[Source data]
((

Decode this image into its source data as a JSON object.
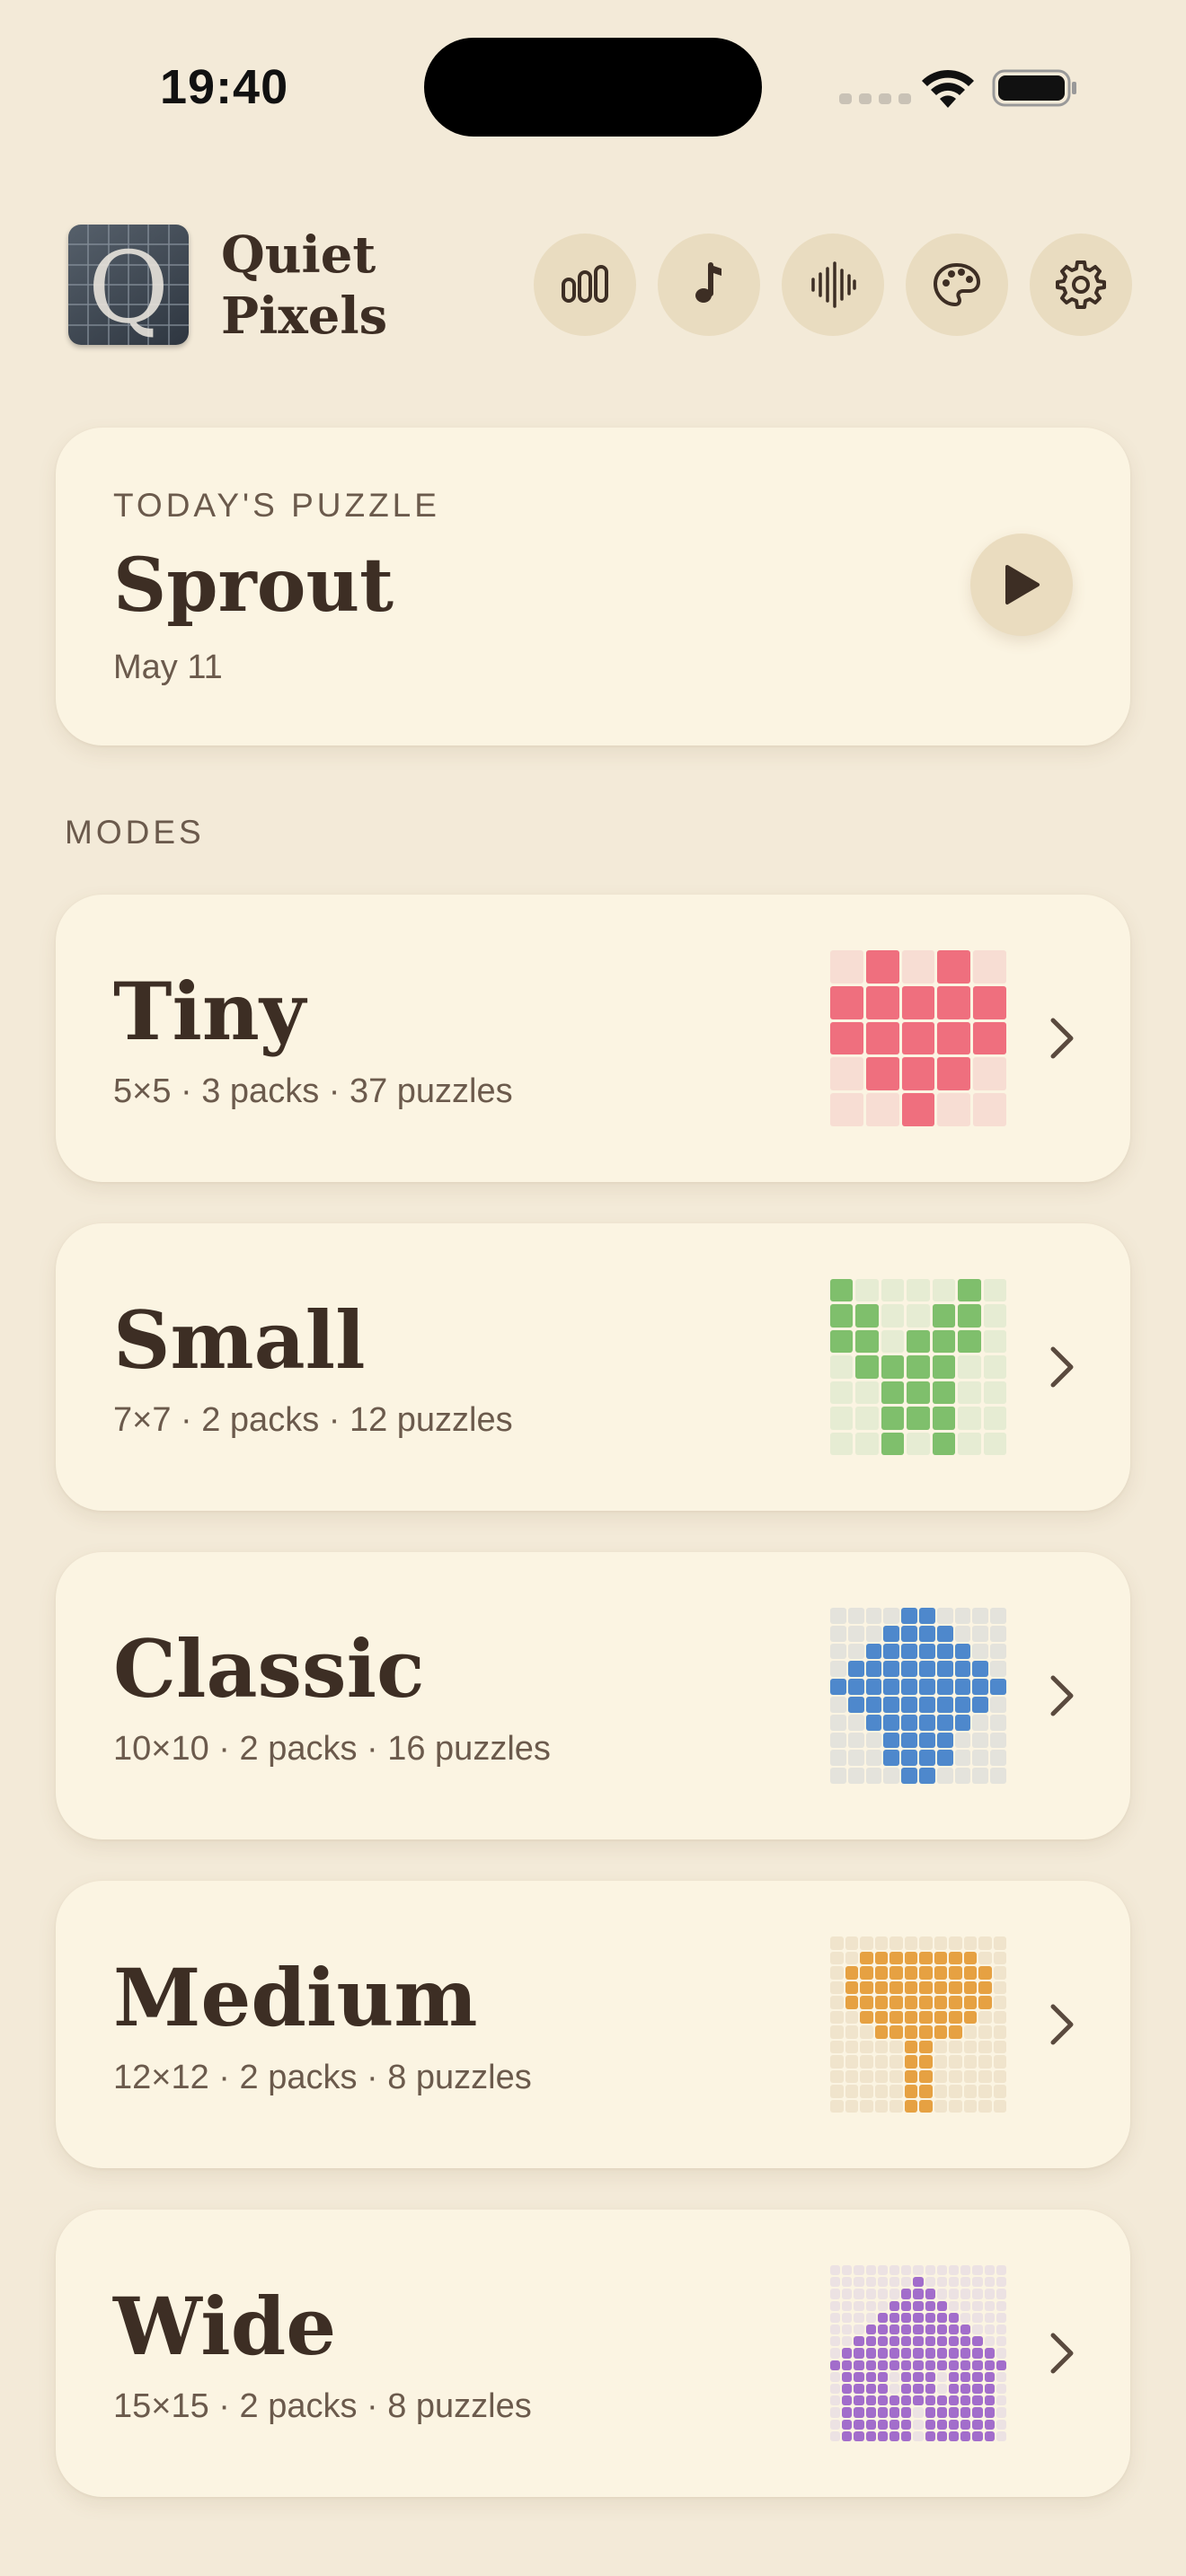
{
  "status_bar": {
    "time": "19:40"
  },
  "header": {
    "app_name_line1": "Quiet",
    "app_name_line2": "Pixels",
    "buttons": [
      "stats-icon",
      "music-icon",
      "sound-icon",
      "palette-icon",
      "gear-icon"
    ]
  },
  "today": {
    "label": "TODAY'S PUZZLE",
    "title": "Sprout",
    "date": "May 11"
  },
  "modes_label": "MODES",
  "modes": [
    {
      "title": "Tiny",
      "meta": "5×5 · 3 packs · 37 puzzles",
      "color": "#ef6f7e",
      "empty_color": "#f7ddd3",
      "size": 5,
      "pattern": [
        "01010",
        "11111",
        "11111",
        "01110",
        "00100"
      ]
    },
    {
      "title": "Small",
      "meta": "7×7 · 2 packs · 12 puzzles",
      "color": "#7fbf6c",
      "empty_color": "#e6ecd3",
      "size": 7,
      "pattern": [
        "1000010",
        "1100110",
        "1101110",
        "0111100",
        "0011100",
        "0011100",
        "0010100"
      ]
    },
    {
      "title": "Classic",
      "meta": "10×10 · 2 packs · 16 puzzles",
      "color": "#4e88cc",
      "empty_color": "#e4e3dc",
      "size": 10,
      "pattern": [
        "0000110000",
        "0001111000",
        "0011111100",
        "0111111110",
        "1111111111",
        "0111111110",
        "0011111100",
        "0001111000",
        "0001111000",
        "0000110000"
      ]
    },
    {
      "title": "Medium",
      "meta": "12×12 · 2 packs · 8 puzzles",
      "color": "#e6a142",
      "empty_color": "#f0e4cc",
      "size": 12,
      "pattern": [
        "000000000000",
        "001111111100",
        "011111111110",
        "011111111110",
        "011111111110",
        "001111111100",
        "000111111000",
        "000001100000",
        "000001100000",
        "000001100000",
        "000001100000",
        "000001100000"
      ]
    },
    {
      "title": "Wide",
      "meta": "15×15 · 2 packs · 8 puzzles",
      "color": "#a26dcb",
      "empty_color": "#ece2e3",
      "size": 15,
      "pattern": [
        "000000000000000",
        "000000010000000",
        "000000111000000",
        "000001111100000",
        "000011111110000",
        "000111111111000",
        "001111111111100",
        "011111111111110",
        "111111111111111",
        "011110111011110",
        "011110111011110",
        "011111111111110",
        "011111101111110",
        "011111101111110",
        "011111101111110"
      ]
    }
  ]
}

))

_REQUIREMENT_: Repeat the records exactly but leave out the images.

_RESPONSE BOX_:
Decode this image into its source data as a JSON object.
{
  "status_bar": {
    "time": "19:40"
  },
  "header": {
    "app_name_line1": "Quiet",
    "app_name_line2": "Pixels",
    "buttons": [
      "stats-icon",
      "music-icon",
      "sound-icon",
      "palette-icon",
      "gear-icon"
    ]
  },
  "today": {
    "label": "TODAY'S PUZZLE",
    "title": "Sprout",
    "date": "May 11"
  },
  "modes_label": "MODES",
  "modes": [
    {
      "title": "Tiny",
      "meta": "5×5 · 3 packs · 37 puzzles",
      "color": "#ef6f7e",
      "empty_color": "#f7ddd3",
      "size": 5,
      "pattern": [
        "01010",
        "11111",
        "11111",
        "01110",
        "00100"
      ]
    },
    {
      "title": "Small",
      "meta": "7×7 · 2 packs · 12 puzzles",
      "color": "#7fbf6c",
      "empty_color": "#e6ecd3",
      "size": 7,
      "pattern": [
        "1000010",
        "1100110",
        "1101110",
        "0111100",
        "0011100",
        "0011100",
        "0010100"
      ]
    },
    {
      "title": "Classic",
      "meta": "10×10 · 2 packs · 16 puzzles",
      "color": "#4e88cc",
      "empty_color": "#e4e3dc",
      "size": 10,
      "pattern": [
        "0000110000",
        "0001111000",
        "0011111100",
        "0111111110",
        "1111111111",
        "0111111110",
        "0011111100",
        "0001111000",
        "0001111000",
        "0000110000"
      ]
    },
    {
      "title": "Medium",
      "meta": "12×12 · 2 packs · 8 puzzles",
      "color": "#e6a142",
      "empty_color": "#f0e4cc",
      "size": 12,
      "pattern": [
        "000000000000",
        "001111111100",
        "011111111110",
        "011111111110",
        "011111111110",
        "001111111100",
        "000111111000",
        "000001100000",
        "000001100000",
        "000001100000",
        "000001100000",
        "000001100000"
      ]
    },
    {
      "title": "Wide",
      "meta": "15×15 · 2 packs · 8 puzzles",
      "color": "#a26dcb",
      "empty_color": "#ece2e3",
      "size": 15,
      "pattern": [
        "000000000000000",
        "000000010000000",
        "000000111000000",
        "000001111100000",
        "000011111110000",
        "000111111111000",
        "001111111111100",
        "011111111111110",
        "111111111111111",
        "011110111011110",
        "011110111011110",
        "011111111111110",
        "011111101111110",
        "011111101111110",
        "011111101111110"
      ]
    }
  ]
}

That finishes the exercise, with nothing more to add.